She’s gone on two dates with John. After she returned home from the second date, she sent John a picture of a wedding ring that she liked and asked for John’s mother’s phone number. John is rightfully horrified. But Sally felt that she was simply acting assertively because she had asked five of her closest friends, and they all told her to do this. She also searched online and found one source (meant as satire) that told her to do this, while ignoring all the other search results that told her not to be so clingy so quickly. An echo chamber was created around Sally, leading to a detachment from reality and the situation at hand.

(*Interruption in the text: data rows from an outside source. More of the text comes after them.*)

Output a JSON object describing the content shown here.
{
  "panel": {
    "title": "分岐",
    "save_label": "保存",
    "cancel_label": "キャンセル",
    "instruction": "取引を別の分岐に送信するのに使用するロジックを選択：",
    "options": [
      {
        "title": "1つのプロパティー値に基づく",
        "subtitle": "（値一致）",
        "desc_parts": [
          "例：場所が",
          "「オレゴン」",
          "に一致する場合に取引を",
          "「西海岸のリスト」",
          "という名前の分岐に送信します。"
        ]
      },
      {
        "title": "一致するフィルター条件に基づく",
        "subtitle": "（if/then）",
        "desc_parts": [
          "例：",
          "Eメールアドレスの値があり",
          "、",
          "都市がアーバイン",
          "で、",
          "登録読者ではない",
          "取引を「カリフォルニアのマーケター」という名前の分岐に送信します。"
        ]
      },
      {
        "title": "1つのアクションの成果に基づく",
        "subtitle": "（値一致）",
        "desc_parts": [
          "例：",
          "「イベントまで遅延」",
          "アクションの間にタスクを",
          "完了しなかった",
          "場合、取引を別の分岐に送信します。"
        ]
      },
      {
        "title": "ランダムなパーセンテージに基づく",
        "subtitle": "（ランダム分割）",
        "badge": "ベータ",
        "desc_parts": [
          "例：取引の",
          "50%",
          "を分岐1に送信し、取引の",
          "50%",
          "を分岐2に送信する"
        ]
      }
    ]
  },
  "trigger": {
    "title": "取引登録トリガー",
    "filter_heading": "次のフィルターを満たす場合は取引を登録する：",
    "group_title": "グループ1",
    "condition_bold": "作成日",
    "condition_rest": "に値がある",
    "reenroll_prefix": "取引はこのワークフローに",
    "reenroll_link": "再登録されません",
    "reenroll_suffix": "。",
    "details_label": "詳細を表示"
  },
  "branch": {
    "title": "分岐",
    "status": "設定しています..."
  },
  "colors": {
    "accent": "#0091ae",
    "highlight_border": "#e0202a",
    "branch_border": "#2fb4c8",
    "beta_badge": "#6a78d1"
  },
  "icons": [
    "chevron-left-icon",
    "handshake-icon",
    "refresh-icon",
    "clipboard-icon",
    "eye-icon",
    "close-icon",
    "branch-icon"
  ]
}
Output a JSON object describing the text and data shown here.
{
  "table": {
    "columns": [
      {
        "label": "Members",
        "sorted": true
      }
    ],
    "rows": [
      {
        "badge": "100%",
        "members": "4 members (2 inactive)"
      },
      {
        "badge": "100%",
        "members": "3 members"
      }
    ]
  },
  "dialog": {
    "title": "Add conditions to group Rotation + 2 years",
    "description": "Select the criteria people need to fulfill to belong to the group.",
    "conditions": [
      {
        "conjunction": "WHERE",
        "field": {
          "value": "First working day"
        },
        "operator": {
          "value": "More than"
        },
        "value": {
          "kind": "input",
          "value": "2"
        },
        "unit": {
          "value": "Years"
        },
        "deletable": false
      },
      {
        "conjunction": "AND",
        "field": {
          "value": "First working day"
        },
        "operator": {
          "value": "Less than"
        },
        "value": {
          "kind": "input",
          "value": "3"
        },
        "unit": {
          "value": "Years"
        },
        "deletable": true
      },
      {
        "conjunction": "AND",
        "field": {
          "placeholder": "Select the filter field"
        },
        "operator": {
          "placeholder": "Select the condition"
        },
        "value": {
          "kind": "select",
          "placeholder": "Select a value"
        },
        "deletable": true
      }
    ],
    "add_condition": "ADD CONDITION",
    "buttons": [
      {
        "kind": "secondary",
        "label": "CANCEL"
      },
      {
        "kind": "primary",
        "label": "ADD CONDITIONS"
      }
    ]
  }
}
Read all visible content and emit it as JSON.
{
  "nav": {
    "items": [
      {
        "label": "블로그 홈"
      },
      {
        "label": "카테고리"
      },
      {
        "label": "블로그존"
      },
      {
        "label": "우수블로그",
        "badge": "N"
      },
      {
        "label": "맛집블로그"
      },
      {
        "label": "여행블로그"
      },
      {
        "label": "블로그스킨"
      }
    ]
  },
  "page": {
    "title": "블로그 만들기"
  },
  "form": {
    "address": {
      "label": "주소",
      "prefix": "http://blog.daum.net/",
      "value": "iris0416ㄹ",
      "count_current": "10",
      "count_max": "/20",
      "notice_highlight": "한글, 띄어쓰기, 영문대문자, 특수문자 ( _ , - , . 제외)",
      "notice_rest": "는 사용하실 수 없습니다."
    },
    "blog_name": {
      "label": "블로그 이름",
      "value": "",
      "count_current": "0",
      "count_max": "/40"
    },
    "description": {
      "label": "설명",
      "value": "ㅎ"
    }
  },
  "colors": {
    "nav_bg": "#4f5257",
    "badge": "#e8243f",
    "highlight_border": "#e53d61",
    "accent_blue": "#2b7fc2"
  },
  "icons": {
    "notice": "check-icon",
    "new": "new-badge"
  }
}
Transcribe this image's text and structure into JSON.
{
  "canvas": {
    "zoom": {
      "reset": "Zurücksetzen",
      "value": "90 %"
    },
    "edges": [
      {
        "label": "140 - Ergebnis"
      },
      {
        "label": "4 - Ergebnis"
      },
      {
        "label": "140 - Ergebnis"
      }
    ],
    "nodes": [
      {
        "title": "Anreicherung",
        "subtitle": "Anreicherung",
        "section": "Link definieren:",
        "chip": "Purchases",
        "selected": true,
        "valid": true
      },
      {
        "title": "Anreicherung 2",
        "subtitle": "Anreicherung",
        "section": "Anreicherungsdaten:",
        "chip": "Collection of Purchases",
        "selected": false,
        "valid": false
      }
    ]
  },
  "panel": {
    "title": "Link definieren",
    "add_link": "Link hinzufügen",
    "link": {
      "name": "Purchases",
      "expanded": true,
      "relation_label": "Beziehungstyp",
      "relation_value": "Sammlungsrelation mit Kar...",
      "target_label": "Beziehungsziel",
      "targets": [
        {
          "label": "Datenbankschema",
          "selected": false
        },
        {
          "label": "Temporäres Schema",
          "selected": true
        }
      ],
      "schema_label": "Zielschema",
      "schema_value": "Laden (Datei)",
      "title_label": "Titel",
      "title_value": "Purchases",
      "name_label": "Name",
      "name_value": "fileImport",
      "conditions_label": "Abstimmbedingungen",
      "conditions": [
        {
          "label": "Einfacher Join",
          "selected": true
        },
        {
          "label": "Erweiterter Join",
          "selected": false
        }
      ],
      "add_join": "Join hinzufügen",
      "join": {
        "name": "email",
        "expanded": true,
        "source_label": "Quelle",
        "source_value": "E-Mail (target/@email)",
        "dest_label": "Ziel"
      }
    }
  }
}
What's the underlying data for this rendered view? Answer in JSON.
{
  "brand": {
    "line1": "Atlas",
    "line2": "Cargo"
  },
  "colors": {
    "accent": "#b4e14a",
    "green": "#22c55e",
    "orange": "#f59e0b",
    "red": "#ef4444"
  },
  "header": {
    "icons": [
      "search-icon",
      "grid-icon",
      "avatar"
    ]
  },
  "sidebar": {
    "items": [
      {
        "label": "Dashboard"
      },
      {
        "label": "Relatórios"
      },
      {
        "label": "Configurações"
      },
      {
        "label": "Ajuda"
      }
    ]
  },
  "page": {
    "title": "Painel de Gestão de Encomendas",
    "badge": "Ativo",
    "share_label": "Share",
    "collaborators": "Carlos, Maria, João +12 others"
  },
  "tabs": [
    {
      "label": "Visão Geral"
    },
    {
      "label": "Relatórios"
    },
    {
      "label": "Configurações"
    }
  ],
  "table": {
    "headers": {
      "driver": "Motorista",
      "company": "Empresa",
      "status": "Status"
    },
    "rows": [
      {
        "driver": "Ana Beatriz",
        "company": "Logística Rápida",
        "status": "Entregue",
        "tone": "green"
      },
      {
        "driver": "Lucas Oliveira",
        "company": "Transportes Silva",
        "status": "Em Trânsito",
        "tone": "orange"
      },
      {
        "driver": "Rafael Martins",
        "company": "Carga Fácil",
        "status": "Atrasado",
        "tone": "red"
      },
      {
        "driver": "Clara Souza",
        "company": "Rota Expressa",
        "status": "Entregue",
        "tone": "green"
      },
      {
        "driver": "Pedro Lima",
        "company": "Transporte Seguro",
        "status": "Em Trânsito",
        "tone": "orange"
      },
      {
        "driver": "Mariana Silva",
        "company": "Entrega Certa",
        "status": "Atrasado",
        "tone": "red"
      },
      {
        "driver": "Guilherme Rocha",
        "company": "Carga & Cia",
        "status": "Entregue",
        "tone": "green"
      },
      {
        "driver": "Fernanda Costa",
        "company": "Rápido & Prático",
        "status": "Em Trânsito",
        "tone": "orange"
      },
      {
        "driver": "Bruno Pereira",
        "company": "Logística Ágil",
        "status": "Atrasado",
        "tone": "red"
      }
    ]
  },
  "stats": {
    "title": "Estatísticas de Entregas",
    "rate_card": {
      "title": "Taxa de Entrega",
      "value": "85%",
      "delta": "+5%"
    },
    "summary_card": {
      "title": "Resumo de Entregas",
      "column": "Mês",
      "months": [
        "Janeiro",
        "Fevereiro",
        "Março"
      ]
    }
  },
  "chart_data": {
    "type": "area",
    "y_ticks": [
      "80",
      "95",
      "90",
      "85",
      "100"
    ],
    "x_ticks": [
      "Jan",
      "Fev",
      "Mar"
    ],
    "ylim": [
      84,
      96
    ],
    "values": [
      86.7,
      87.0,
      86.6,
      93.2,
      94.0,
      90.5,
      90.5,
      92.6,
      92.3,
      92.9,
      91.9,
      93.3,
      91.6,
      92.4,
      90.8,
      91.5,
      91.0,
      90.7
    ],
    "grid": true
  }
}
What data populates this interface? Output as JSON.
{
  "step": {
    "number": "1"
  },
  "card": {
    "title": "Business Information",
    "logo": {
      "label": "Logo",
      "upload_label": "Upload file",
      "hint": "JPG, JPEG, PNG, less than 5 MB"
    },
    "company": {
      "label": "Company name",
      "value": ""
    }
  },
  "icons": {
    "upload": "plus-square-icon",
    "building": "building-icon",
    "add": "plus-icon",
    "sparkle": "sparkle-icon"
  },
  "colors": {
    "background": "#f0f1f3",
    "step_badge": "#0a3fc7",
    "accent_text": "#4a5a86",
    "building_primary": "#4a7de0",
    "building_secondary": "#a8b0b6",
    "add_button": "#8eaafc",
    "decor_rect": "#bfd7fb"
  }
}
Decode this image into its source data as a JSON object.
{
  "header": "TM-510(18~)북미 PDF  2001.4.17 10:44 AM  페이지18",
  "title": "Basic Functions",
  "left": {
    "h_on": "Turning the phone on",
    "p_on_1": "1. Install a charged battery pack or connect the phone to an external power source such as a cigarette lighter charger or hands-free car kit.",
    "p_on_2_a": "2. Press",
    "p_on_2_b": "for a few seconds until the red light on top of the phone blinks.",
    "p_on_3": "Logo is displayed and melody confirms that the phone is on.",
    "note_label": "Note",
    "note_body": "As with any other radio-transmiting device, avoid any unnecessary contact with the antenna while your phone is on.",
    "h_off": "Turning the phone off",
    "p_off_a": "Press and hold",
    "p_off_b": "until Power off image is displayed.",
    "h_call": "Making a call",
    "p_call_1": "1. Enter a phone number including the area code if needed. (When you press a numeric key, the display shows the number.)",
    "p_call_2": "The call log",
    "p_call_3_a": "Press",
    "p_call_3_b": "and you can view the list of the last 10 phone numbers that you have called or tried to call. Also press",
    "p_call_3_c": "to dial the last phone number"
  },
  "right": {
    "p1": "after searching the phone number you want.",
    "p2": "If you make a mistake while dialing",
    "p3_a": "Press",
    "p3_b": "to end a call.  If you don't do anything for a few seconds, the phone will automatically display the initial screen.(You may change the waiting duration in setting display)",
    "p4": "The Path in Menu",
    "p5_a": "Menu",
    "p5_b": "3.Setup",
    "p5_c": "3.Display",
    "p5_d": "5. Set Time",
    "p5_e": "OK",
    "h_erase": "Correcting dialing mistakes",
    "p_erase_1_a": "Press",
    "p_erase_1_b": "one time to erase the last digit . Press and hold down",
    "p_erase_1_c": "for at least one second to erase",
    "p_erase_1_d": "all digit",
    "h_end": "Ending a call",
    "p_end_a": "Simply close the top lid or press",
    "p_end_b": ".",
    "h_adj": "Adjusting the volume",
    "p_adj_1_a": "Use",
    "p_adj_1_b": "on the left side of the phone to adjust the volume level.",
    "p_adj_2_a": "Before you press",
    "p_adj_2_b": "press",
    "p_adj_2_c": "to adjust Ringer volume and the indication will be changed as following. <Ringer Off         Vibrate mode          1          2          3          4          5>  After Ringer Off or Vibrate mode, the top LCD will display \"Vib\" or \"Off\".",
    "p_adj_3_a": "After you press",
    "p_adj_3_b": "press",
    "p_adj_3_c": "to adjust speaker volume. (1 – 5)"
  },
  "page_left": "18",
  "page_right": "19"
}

Good thing John and Sally met at the date venues, and Sally didn’t have his address!
It’s never easy (nor much fun) to be diagnosed with confirmation bias. But once you realize where it’s stemming from, it should motivate you to seek a course of action to lessen its impact: argue against yourself.
If you’re certain of your opinion, then you should be able to identify the arguments against your opinion. After all, you know exactly what you are ignoring, denying, or rationalizing. The typical sequence of events is your opinion, an opposing argument, and your confirmatory reaction. What then? Continue that discussion. Make an honest effort to create a back and forth to see the merits and weaknesses of both sides.
If you give 100% effort to your own opinion, you must give 100% effort to the opposing opinion. Engage with it and ask why it exists. Ask about the different perspective that created that opinion. Question the evidence you like as harshly as you’d question the evidence you dislike. Hearing the other side of an argument will give you a much better ability to understand a different position, the different worldview or reality, and the factors involved that you never considered. Even if you don’t change your opinion, you’ve opened up a channel that wasn’t there before.
For example, maybe you’re talking to someone who is bitterly opposed to the construction of a new park in your neighborhood that you support. You think a park would substantially increase the livability and comfort of your neighborhood, but your opponent doesn’t think it’s a good use of money.
Instead of trashing the opposing view, ask why the view exists first. Maybe they feel the money’s better spent on improving local roads; perhaps they’ll tell a story of a relative who suffered severe injuries on a street that was in bad need of repair. Or maybe they feel that a park should only be built after other social services are fully funded and operational. Whatever their reasoning, try to get a story from them, and see if there’s a solution you can work toward together.
You might find that you even start getting defensive with yourself in this process but attempt to engage in this from a perspective of curiosity, self-education, and seeking knowledge.
An important step is to write these arguments down to truly see for yourself what both sides are represented by. Try outlining your viewpoints, and then make up arguments against them. Provide the same amount of arguments for each, and directly address the corresponding ones. Flip your Google searches as we did with discovering the loyalty of dogs earlier. If evidence is presented, find it, and search for the opposite if it exists. Remember that evidence is objective, but reasoning and perspective is subjective—yours included!
After all this sweat and toil, you may find out that you don’t believe your original argument as much as you thought you did. And that’s the first step to cracking confirmation bias and starting to think openly. It’s the simple realization that you should leave a 1% buffer of doubt and uncertainty for yourself, and being 100% certain about something takes work that you probably haven’t performed—as you know from Bertrand Russell.
Our refusal to hear the opposing side isn’t a sign of inner strength or resolve—it’s the exact opposite. If we’re so wound up with apprehension about giving an ear to somebody with different viewpoints, we’re already powerless.